» Instructions to follow:
Scan the entries for lines with the word "date" and copy those lines.

*** Given entries ***

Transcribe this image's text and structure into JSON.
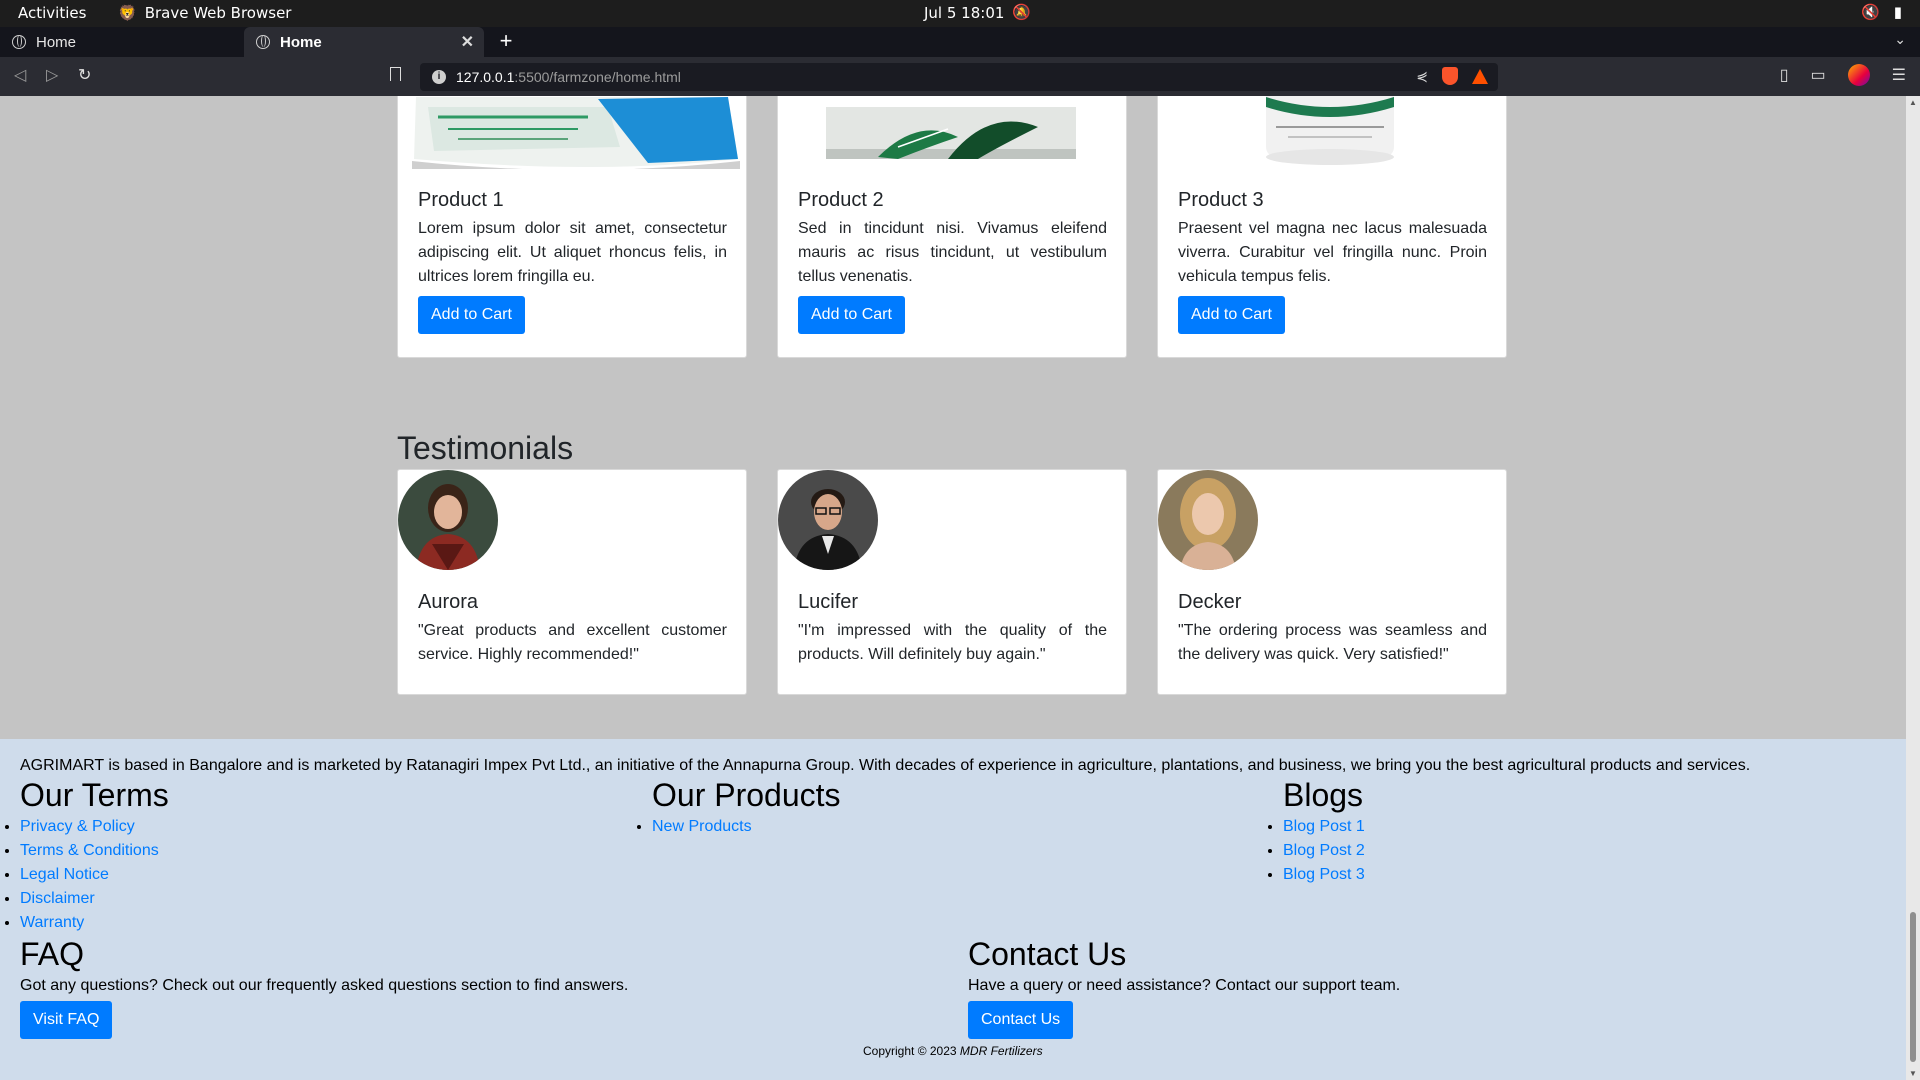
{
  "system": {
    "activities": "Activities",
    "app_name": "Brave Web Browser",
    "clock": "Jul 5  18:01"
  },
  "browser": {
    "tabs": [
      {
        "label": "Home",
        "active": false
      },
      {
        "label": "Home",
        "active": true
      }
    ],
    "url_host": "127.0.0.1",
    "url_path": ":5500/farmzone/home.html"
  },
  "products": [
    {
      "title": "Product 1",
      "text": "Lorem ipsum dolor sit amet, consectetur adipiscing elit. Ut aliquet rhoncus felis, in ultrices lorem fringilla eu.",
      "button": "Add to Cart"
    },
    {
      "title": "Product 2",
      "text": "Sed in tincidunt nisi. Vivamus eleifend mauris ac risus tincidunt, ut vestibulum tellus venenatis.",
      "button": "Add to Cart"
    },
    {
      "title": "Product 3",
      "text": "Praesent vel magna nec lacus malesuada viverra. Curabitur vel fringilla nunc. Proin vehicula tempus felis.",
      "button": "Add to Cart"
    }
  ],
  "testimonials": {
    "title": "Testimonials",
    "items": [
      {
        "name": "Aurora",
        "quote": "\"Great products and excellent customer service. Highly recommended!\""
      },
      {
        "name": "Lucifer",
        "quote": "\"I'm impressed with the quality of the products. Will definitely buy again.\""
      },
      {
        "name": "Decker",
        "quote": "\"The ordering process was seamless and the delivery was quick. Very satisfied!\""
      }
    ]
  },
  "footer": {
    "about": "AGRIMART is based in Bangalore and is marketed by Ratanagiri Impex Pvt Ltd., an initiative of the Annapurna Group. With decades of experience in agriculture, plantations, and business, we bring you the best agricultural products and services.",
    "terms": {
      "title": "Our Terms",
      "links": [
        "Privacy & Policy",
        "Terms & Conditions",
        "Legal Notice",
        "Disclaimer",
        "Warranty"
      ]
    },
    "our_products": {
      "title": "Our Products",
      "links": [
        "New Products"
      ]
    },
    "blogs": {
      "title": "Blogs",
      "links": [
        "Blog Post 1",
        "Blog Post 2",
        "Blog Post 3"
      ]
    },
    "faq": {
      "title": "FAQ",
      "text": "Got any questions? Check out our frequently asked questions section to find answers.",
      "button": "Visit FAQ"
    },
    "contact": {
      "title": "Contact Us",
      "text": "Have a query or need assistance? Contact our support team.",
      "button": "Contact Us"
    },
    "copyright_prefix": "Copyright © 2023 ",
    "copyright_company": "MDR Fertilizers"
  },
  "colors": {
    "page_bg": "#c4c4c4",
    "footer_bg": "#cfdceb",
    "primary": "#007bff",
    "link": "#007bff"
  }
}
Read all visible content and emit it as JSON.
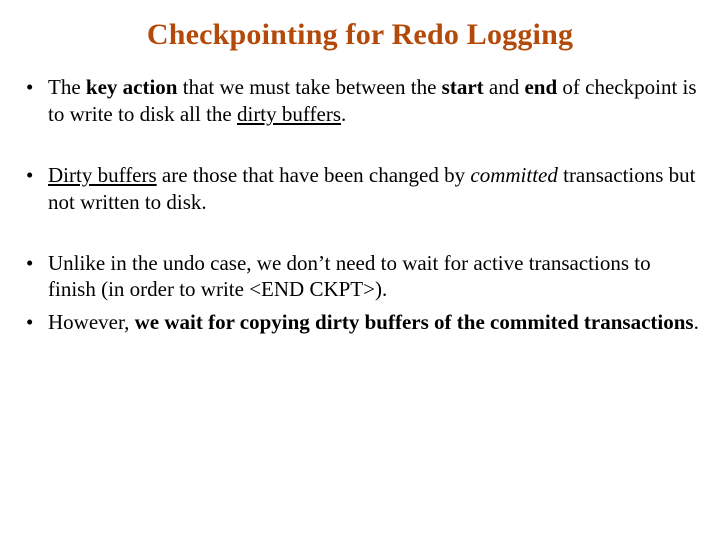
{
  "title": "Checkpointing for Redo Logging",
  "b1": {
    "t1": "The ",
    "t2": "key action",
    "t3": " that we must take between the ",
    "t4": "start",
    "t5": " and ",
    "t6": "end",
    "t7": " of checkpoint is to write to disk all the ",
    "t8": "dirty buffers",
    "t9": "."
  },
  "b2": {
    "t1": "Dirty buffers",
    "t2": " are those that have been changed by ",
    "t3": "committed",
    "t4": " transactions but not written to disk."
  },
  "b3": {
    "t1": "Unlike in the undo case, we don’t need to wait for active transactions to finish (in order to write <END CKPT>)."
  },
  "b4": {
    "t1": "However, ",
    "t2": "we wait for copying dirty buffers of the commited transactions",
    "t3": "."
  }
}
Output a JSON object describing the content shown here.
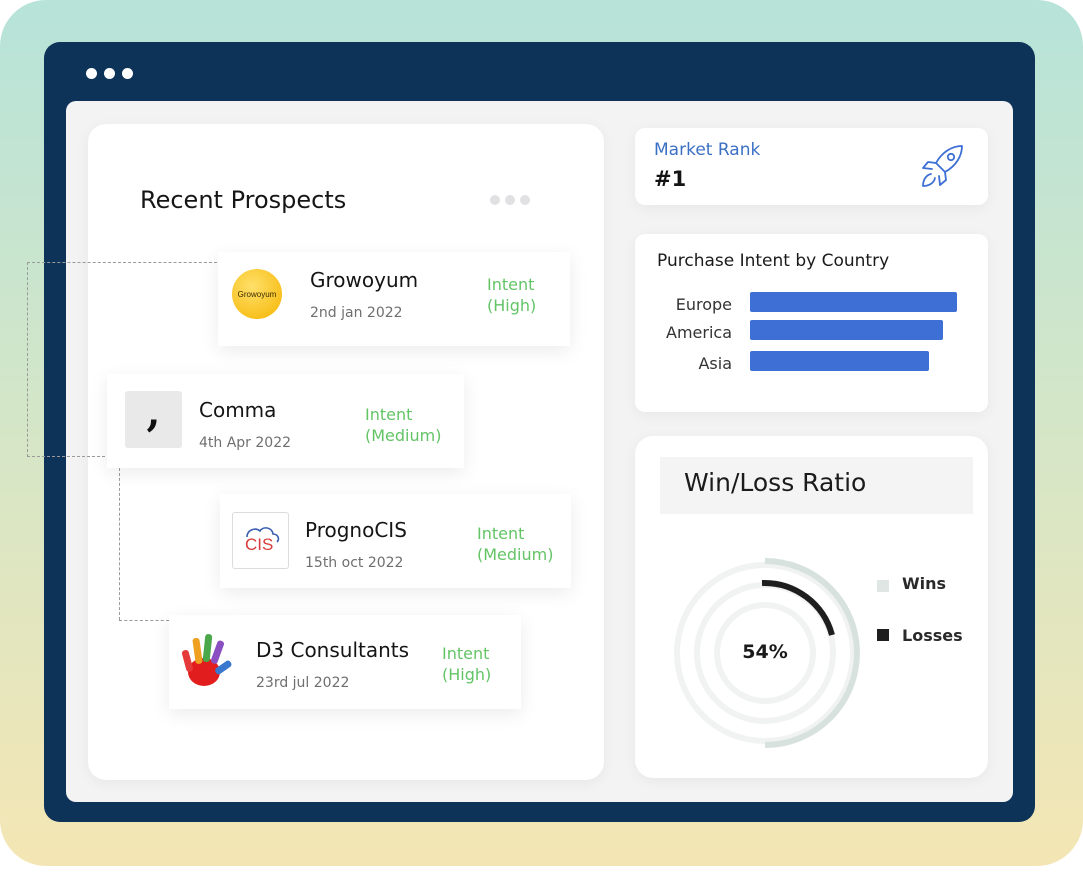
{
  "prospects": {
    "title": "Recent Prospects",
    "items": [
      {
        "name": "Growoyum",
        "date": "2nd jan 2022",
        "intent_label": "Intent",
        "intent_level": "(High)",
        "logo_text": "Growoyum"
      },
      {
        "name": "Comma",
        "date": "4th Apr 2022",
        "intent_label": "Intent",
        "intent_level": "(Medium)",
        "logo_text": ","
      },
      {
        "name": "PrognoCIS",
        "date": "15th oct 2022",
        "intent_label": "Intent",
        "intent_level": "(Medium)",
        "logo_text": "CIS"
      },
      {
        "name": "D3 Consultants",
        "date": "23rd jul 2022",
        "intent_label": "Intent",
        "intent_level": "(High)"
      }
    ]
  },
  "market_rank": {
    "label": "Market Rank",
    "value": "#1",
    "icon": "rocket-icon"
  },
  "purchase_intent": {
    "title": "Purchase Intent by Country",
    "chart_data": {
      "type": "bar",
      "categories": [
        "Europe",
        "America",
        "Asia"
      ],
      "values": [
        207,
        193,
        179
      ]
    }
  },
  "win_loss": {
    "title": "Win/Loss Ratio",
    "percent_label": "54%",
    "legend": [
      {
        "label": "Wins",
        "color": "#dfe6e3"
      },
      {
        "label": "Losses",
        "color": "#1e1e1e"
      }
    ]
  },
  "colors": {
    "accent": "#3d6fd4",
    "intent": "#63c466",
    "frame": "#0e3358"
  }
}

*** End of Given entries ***

» Written answer:
        "date": "2nd jan 2022",
        "date": "4th Apr 2022",
        "date": "15th oct 2022",
        "date": "23rd jul 2022",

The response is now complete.